Norman Scribner is almost never seen conducting his splendid Choral Arts Society, because he spends most of his time preparing it to be the chorus for conductors such as Leonard Bernstein and Mstislav Rostropovich. So it was a pleasure to have Scribner himself at the helm last night, in an all-British program at the Kennedy Center Concert Hall.

Of the three works the final one was the most virtuosic, Sir William Walton's "Belshazzar's Feast." The choral attacks were remarkably apt in this noisy tour de force of choral music. It is a biblical epic in the De Mille sense. The lengthy passage beginning "Praise Ye the God of Gold" sounds more like a cinema oratorio than a "Gloria" in the sense of Bach or Mozart. It is descriptive more than spiritual art.
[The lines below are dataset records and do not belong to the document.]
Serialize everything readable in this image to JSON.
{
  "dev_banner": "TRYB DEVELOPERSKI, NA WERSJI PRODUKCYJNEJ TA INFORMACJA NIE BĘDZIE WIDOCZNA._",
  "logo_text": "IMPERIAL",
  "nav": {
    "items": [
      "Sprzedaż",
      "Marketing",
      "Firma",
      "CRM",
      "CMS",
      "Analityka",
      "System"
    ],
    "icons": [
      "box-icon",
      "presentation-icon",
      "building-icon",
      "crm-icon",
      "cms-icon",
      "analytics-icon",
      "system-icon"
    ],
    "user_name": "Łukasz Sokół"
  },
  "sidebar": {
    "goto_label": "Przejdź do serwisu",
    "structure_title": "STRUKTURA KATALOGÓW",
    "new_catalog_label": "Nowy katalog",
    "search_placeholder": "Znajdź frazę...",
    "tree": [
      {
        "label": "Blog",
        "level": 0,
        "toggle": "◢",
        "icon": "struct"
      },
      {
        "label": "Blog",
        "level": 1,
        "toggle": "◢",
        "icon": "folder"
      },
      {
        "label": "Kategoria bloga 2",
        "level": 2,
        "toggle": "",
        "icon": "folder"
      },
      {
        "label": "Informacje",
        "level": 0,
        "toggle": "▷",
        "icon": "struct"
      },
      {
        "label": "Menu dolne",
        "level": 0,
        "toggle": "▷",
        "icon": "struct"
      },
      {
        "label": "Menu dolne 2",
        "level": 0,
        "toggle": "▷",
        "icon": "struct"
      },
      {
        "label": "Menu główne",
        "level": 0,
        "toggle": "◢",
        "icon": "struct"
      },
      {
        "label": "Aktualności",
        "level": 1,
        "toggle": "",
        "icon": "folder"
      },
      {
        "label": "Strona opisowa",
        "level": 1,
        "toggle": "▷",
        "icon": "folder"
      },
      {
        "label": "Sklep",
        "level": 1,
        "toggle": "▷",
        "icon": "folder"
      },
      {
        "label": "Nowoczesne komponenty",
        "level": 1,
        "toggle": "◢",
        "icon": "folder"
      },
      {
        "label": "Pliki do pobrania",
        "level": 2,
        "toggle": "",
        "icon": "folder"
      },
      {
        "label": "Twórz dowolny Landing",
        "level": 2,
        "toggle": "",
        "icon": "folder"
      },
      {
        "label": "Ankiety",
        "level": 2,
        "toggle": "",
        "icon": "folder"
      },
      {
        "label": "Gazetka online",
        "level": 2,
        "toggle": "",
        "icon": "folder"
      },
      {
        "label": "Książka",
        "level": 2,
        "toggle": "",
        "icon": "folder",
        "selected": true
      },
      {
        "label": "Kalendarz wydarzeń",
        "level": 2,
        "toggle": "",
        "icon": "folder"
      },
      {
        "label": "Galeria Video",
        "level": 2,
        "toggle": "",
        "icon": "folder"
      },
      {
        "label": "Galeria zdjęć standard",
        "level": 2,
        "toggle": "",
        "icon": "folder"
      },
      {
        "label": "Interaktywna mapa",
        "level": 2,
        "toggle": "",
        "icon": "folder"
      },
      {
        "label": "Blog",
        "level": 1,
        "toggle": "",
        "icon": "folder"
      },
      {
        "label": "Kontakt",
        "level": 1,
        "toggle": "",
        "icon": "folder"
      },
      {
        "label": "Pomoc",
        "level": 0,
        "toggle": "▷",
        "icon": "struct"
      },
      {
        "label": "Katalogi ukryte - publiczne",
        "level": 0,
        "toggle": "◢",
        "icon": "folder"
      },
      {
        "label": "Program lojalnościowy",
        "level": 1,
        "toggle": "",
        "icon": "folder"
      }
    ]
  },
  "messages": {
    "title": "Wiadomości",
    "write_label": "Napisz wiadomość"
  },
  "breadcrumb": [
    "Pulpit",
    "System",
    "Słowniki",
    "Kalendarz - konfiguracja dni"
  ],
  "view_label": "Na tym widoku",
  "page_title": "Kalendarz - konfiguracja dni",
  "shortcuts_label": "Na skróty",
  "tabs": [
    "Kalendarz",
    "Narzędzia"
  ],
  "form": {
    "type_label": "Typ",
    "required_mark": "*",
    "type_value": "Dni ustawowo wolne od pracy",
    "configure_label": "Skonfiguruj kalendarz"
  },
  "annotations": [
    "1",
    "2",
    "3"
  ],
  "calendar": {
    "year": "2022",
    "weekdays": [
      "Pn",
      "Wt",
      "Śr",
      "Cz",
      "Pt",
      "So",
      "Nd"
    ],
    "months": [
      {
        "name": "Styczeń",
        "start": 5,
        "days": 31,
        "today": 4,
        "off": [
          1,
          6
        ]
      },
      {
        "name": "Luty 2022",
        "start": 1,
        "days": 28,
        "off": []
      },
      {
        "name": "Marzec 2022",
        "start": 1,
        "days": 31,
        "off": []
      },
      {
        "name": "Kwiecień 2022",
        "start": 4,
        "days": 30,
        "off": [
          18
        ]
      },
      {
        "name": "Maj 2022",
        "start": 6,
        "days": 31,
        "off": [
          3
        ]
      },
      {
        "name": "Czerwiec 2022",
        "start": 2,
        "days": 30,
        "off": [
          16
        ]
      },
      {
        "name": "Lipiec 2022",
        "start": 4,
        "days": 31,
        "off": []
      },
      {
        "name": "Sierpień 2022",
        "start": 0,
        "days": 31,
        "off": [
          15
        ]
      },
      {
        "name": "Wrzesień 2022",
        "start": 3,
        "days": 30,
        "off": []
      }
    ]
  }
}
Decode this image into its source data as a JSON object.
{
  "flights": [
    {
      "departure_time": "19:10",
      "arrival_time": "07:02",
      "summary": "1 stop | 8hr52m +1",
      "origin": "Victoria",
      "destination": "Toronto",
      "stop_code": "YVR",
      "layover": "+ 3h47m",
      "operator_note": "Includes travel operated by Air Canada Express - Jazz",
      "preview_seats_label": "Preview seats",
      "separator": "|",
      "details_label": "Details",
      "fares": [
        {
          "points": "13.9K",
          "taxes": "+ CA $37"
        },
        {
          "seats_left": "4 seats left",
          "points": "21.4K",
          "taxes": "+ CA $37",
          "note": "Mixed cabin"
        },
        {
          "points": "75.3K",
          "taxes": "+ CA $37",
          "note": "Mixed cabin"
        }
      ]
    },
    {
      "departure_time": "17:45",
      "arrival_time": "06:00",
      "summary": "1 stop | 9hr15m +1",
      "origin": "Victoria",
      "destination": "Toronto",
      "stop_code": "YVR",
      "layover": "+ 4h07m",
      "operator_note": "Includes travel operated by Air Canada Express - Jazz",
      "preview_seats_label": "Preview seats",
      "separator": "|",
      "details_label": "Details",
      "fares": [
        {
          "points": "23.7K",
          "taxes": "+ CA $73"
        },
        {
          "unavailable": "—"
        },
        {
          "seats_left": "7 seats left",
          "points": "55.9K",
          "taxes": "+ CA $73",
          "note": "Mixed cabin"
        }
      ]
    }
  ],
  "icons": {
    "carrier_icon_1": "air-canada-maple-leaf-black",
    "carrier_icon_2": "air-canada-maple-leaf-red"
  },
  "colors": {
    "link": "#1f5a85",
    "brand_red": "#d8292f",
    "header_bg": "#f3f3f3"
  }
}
Baritone Ben Holt, by the way, sang well as the soloist.

Likewise, Gustav Holst's "The Hymn of Jesus," for double chorus, seemed less spiritual than ceremonial.

The finest work of the program was Benjamin Britten's "Les Illuminations," a group of terse, foreshortened pieces of prose poetry by Arthur Rimbaud that have been set to music. The little excerpts come in elliptical bursts of soaring lyricism. Time and again you are struck by the brevity of an impassionate segment. Soprano Judith Borden sang the wwords with strength and purity.